September’s Portland Creative Conference brought industry leaders together to discuss their greatest struggles, their life’s work, and their biggest passions. It was an afternoon filled with creatives from all different spheres: industrial design, filmmaking, screenwriting, fashion design, and more.
One of the more common themes of the day resonated with the attendees from Citizen—regardless of the creative medium you use, your career will always have high and low points. As the speakers all attested in various ways: you may not always get to work on projects you’re passionate about, but that’s just a part of growing.
A few more of our favorite takeaways:
1. Create connections; break barriers.
“When a product is done well we have an emotional relationship with it.”
– Robert Brunner
Brunner creates products that resonate with people on a mass market level. We were so inspired to see that his approach and design decisions can lead to worldwide success. The worst thing we could ever do as designers is to create something that doesn’t solve a problem.
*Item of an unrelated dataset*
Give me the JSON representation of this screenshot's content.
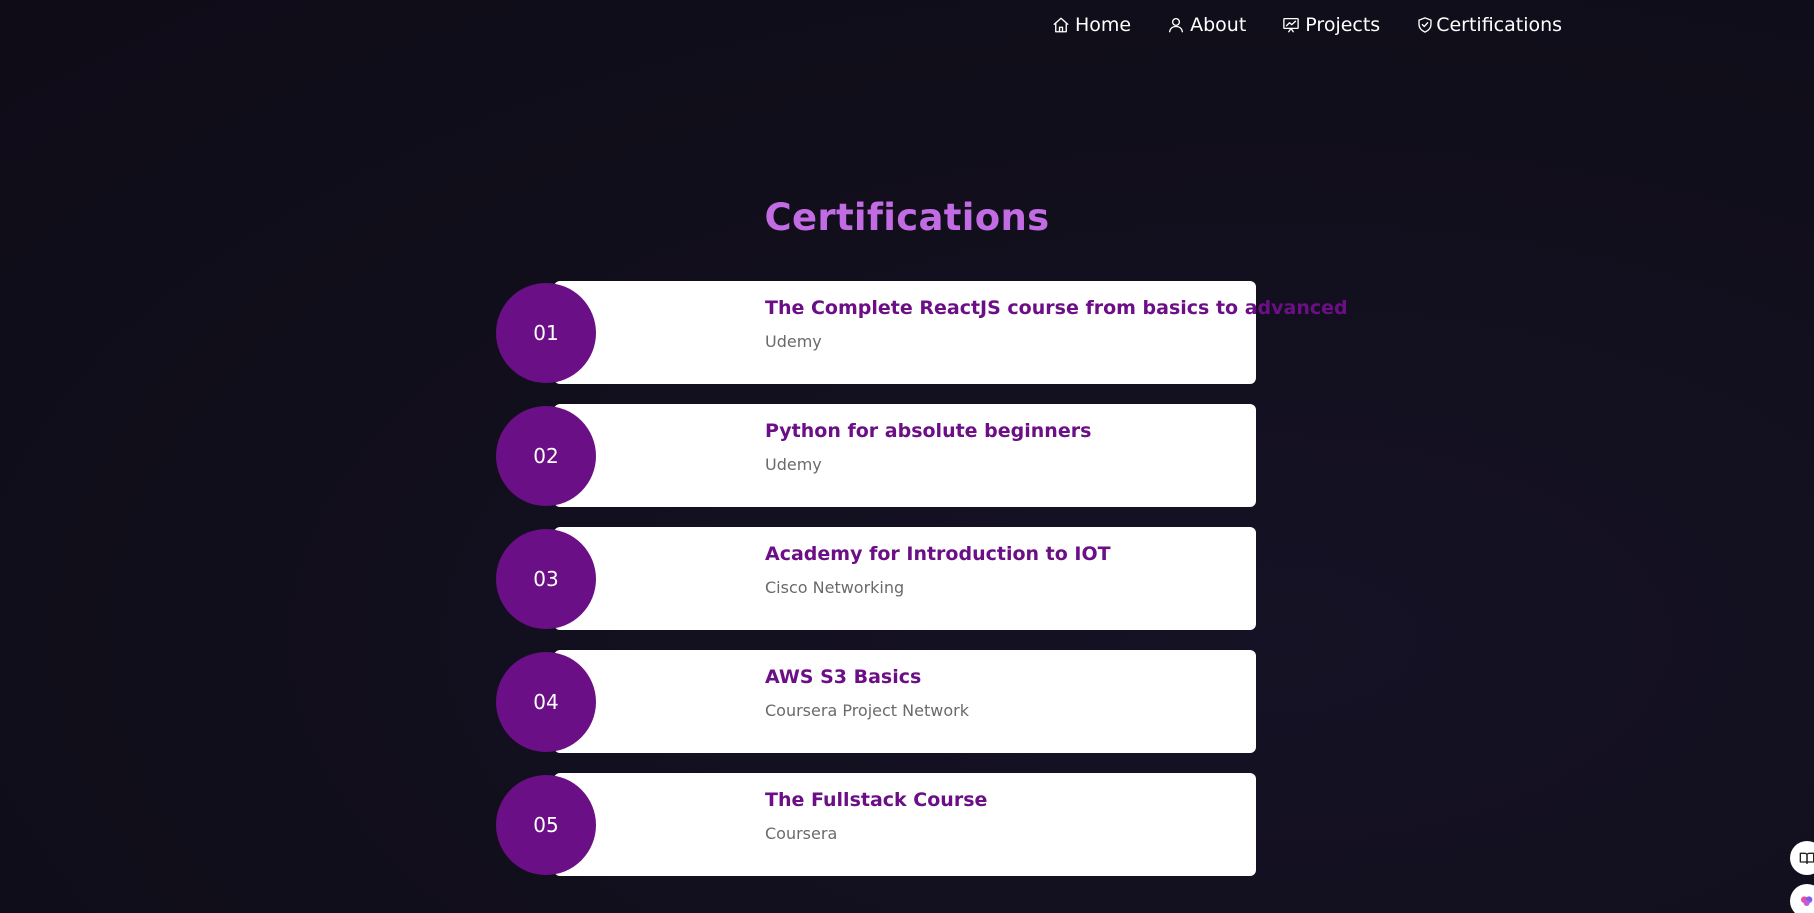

Some bonus advice from Robert Brunner.
2. Ambiguity can be where your best work lives.
“Being comfortable in the mystery is how I work.” – Lauren Weedman
Weedman also described how you should know your fears before you start any creative project by writing them down so they don’t sneak up on you. It’s not just good creative advice—it’s good life advice.
3. Encourage and seek out empathy.
“Art is about being creatively maladjusted.” – Kevin Willmott
Willmott made a case that satire no longer hurts—that consumers want to be entertained without being challenged.
As designers and creators, it’s up to us to tackle difficult issues. We have the ability to influence media and perception: it is our charge to dismantle legacy systems and replace them with inclusive options.
Willmott reminded us that we need to be cognizant of how ideas and concepts are framed in our work. We don’t design in a vacuum—we design for humans. And, maybe one day, robots.
4. You don’t do anyone favors by being inauthentic.
“Unbecome who you’re not” – Paul Guyot
Guyot’s was a passionate story of taking a major career risk—essentially foregoing an easy salary to do the same kind of job he’d been doing—in favor of a passion project that had a 50/50 chance of succeeding. Guyot pulled back the curtain of composure and let the audience in on his most raw and vulnerable place: brokenhearted and alone but needing desperately to get the job done. Guyot reminded us that taking risks is a major part of creative life.
If you’re not changing or growing, you’re stagnating.
Paul Guyot's favorite writing advice.
5. Change to the status quo should be meaningful.
“Diversity isn’t skin color. Diversity is perspective and experience.” – Brian Michael Bendis
When Bendis chose to make Spiderman half Latino and half African American, he took a big risk, but one worth taking.
With any creative venture, you’re going to receive positive and negative feedback. But knowing which negative comments actually matter is the difference between drowning in criticism and growing as an artist. When you’re a creator like Bendis, you can’t just change a story everyone knows and loves based on a whim—you need to change it meaningfully.
6. Build it to be timeless.
“Trends are what’s ruining the [fashion] industry. I want my clothes to stay in your closet for your entire life.” – Michelle Lesniak
Lesniak’s determination, focus and fearlessness was inspiring to watch. Her discussion of how she forces herself to focus by designing her collections while on planes—without access to WiFi—definitely resonated with the Citizen team.
Trends for any industry come and go—it’s in their very definition. But building something timeless, classic and useful that goes beyond aesthetics and speaks to holistic experiences is something to aspire to.
7. What works today may not work tomorrow.
“Tenacity, faith, and commitment to our work.” – Beth Harrington on how to move forward on challenging projects.
Harrington’s story wasn’t your typical “struggle → problem solve → win.” It took her ten years to raise enough funding for her documentary. Until her newest one, she’d had no problem securing the funds she needed. But with the internet changing how people consume media, getting funding for her newest film about country music’s famous Carter family was an exercise in adapting to change.
In the design world, we have best practices to fall back on. We know the proper dimensions to use. We have color theory. But best practices are a constantly moving target—what works in 2016 may not necessarily work in 2017 or beyond. Staying sharp, paying attention and embracing change will keep our work relevant to users beyond today or tomorrow.
The design of the conference itself was commendable as well: each speaker arrived at the right time to add to or balance out the previous speaker. Serious stories, humorous stories and difficult stories all had a place. Although almost none of the speakers at the conference were in the digital design world, all of them had solid advice for creative thinkers and builders.